# Record extracts
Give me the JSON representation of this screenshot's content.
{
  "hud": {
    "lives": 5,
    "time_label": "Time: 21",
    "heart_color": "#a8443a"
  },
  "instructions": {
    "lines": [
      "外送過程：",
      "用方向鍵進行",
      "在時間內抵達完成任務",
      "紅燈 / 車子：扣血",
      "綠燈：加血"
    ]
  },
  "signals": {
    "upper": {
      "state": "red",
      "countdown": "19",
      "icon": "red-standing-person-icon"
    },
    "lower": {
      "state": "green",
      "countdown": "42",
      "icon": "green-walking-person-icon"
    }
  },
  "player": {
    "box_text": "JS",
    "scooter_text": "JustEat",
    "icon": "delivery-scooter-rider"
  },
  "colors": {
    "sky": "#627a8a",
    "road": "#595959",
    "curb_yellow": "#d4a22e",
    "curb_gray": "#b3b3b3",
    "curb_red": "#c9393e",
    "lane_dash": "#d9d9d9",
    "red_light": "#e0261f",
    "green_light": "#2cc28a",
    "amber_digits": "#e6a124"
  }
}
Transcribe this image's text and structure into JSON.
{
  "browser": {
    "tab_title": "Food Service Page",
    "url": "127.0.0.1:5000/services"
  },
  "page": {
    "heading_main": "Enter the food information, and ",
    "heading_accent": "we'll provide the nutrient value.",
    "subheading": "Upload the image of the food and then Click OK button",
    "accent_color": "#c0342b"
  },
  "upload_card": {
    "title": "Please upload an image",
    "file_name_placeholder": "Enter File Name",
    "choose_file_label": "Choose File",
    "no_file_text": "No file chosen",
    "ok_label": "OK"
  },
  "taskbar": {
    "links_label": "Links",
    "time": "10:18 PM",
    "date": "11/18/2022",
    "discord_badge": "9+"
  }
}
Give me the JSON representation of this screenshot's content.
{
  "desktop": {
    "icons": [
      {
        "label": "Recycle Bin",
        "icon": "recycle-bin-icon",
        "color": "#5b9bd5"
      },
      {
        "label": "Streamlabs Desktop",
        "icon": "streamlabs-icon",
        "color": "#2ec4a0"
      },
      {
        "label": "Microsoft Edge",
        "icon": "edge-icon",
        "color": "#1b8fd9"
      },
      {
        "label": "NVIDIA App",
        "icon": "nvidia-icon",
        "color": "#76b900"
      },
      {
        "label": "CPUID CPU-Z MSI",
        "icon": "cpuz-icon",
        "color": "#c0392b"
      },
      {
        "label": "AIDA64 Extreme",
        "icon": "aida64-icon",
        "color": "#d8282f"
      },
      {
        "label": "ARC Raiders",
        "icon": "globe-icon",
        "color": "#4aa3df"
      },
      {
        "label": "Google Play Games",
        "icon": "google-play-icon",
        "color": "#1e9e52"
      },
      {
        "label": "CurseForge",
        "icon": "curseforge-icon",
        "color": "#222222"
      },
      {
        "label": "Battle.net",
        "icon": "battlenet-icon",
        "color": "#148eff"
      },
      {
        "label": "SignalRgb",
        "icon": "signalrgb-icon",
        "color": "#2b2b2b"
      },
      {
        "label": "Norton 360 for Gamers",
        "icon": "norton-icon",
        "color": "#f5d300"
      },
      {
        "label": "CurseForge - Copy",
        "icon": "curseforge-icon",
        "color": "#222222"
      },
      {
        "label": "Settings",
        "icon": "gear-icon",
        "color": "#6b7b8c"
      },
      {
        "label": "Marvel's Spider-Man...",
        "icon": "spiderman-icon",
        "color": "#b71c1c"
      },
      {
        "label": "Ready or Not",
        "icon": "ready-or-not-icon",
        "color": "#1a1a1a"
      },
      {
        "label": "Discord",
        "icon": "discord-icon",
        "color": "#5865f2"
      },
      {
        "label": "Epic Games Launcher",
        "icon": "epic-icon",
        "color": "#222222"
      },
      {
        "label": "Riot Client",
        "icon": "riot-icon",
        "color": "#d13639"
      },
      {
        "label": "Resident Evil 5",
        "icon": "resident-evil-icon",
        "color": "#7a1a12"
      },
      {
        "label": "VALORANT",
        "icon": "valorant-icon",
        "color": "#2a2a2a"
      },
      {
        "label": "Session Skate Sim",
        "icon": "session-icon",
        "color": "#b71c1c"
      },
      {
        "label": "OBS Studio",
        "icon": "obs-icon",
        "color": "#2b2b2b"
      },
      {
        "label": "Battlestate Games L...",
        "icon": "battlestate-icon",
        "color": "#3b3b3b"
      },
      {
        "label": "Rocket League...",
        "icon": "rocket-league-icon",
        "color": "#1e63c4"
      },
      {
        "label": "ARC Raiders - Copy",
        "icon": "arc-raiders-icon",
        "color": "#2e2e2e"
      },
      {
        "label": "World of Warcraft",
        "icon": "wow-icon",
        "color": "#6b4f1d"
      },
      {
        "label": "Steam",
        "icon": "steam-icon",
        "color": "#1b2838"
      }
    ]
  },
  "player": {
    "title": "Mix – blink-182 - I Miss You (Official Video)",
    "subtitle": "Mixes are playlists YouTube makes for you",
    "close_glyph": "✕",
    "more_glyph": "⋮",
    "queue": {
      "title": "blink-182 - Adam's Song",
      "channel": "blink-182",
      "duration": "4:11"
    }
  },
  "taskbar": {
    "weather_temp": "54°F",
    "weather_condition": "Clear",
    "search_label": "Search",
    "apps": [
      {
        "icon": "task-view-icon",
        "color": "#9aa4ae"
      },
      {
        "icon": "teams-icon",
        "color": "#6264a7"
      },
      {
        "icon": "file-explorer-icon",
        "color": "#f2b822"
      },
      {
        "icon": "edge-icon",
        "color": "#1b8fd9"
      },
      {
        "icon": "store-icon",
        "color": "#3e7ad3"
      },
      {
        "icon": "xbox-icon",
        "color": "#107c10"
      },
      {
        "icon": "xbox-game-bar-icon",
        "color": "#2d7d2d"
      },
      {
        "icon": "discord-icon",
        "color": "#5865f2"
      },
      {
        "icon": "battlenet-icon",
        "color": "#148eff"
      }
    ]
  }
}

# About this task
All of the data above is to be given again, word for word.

# Exercise result
Give me the JSON representation of this screenshot's content.
{
  "hud": {
    "lives": 5,
    "time_label": "Time: 21",
    "heart_color": "#a8443a"
  },
  "instructions": {
    "lines": [
      "外送過程：",
      "用方向鍵進行",
      "在時間內抵達完成任務",
      "紅燈 / 車子：扣血",
      "綠燈：加血"
    ]
  },
  "signals": {
    "upper": {
      "state": "red",
      "countdown": "19",
      "icon": "red-standing-person-icon"
    },
    "lower": {
      "state": "green",
      "countdown": "42",
      "icon": "green-walking-person-icon"
    }
  },
  "player": {
    "box_text": "JS",
    "scooter_text": "JustEat",
    "icon": "delivery-scooter-rider"
  },
  "colors": {
    "sky": "#627a8a",
    "road": "#595959",
    "curb_yellow": "#d4a22e",
    "curb_gray": "#b3b3b3",
    "curb_red": "#c9393e",
    "lane_dash": "#d9d9d9",
    "red_light": "#e0261f",
    "green_light": "#2cc28a",
    "amber_digits": "#e6a124"
  }
}
Transcribe this image's text and structure into JSON.
{
  "browser": {
    "tab_title": "Food Service Page",
    "url": "127.0.0.1:5000/services"
  },
  "page": {
    "heading_main": "Enter the food information, and ",
    "heading_accent": "we'll provide the nutrient value.",
    "subheading": "Upload the image of the food and then Click OK button",
    "accent_color": "#c0342b"
  },
  "upload_card": {
    "title": "Please upload an image",
    "file_name_placeholder": "Enter File Name",
    "choose_file_label": "Choose File",
    "no_file_text": "No file chosen",
    "ok_label": "OK"
  },
  "taskbar": {
    "links_label": "Links",
    "time": "10:18 PM",
    "date": "11/18/2022",
    "discord_badge": "9+"
  }
}
Give me the JSON representation of this screenshot's content.
{
  "desktop": {
    "icons": [
      {
        "label": "Recycle Bin",
        "icon": "recycle-bin-icon",
        "color": "#5b9bd5"
      },
      {
        "label": "Streamlabs Desktop",
        "icon": "streamlabs-icon",
        "color": "#2ec4a0"
      },
      {
        "label": "Microsoft Edge",
        "icon": "edge-icon",
        "color": "#1b8fd9"
      },
      {
        "label": "NVIDIA App",
        "icon": "nvidia-icon",
        "color": "#76b900"
      },
      {
        "label": "CPUID CPU-Z MSI",
        "icon": "cpuz-icon",
        "color": "#c0392b"
      },
      {
        "label": "AIDA64 Extreme",
        "icon": "aida64-icon",
        "color": "#d8282f"
      },
      {
        "label": "ARC Raiders",
        "icon": "globe-icon",
        "color": "#4aa3df"
      },
      {
        "label": "Google Play Games",
        "icon": "google-play-icon",
        "color": "#1e9e52"
      },
      {
        "label": "CurseForge",
        "icon": "curseforge-icon",
        "color": "#222222"
      },
      {
        "label": "Battle.net",
        "icon": "battlenet-icon",
        "color": "#148eff"
      },
      {
        "label": "SignalRgb",
        "icon": "signalrgb-icon",
        "color": "#2b2b2b"
      },
      {
        "label": "Norton 360 for Gamers",
        "icon": "norton-icon",
        "color": "#f5d300"
      },
      {
        "label": "CurseForge - Copy",
        "icon": "curseforge-icon",
        "color": "#222222"
      },
      {
        "label": "Settings",
        "icon": "gear-icon",
        "color": "#6b7b8c"
      },
      {
        "label": "Marvel's Spider-Man...",
        "icon": "spiderman-icon",
        "color": "#b71c1c"
      },
      {
        "label": "Ready or Not",
        "icon": "ready-or-not-icon",
        "color": "#1a1a1a"
      },
      {
        "label": "Discord",
        "icon": "discord-icon",
        "color": "#5865f2"
      },
      {
        "label": "Epic Games Launcher",
        "icon": "epic-icon",
        "color": "#222222"
      },
      {
        "label": "Riot Client",
        "icon": "riot-icon",
        "color": "#d13639"
      },
      {
        "label": "Resident Evil 5",
        "icon": "resident-evil-icon",
        "color": "#7a1a12"
      },
      {
        "label": "VALORANT",
        "icon": "valorant-icon",
        "color": "#2a2a2a"
      },
      {
        "label": "Session Skate Sim",
        "icon": "session-icon",
        "color": "#b71c1c"
      },
      {
        "label": "OBS Studio",
        "icon": "obs-icon",
        "color": "#2b2b2b"
      },
      {
        "label": "Battlestate Games L...",
        "icon": "battlestate-icon",
        "color": "#3b3b3b"
      },
      {
        "label": "Rocket League...",
        "icon": "rocket-league-icon",
        "color": "#1e63c4"
      },
      {
        "label": "ARC Raiders - Copy",
        "icon": "arc-raiders-icon",
        "color": "#2e2e2e"
      },
      {
        "label": "World of Warcraft",
        "icon": "wow-icon",
        "color": "#6b4f1d"
      },
      {
        "label": "Steam",
        "icon": "steam-icon",
        "color": "#1b2838"
      }
    ]
  },
  "player": {
    "title": "Mix – blink-182 - I Miss You (Official Video)",
    "subtitle": "Mixes are playlists YouTube makes for you",
    "close_glyph": "✕",
    "more_glyph": "⋮",
    "queue": {
      "title": "blink-182 - Adam's Song",
      "channel": "blink-182",
      "duration": "4:11"
    }
  },
  "taskbar": {
    "weather_temp": "54°F",
    "weather_condition": "Clear",
    "search_label": "Search",
    "apps": [
      {
        "icon": "task-view-icon",
        "color": "#9aa4ae"
      },
      {
        "icon": "teams-icon",
        "color": "#6264a7"
      },
      {
        "icon": "file-explorer-icon",
        "color": "#f2b822"
      },
      {
        "icon": "edge-icon",
        "color": "#1b8fd9"
      },
      {
        "icon": "store-icon",
        "color": "#3e7ad3"
      },
      {
        "icon": "xbox-icon",
        "color": "#107c10"
      },
      {
        "icon": "xbox-game-bar-icon",
        "color": "#2d7d2d"
      },
      {
        "icon": "discord-icon",
        "color": "#5865f2"
      },
      {
        "icon": "battlenet-icon",
        "color": "#148eff"
      }
    ]
  }
}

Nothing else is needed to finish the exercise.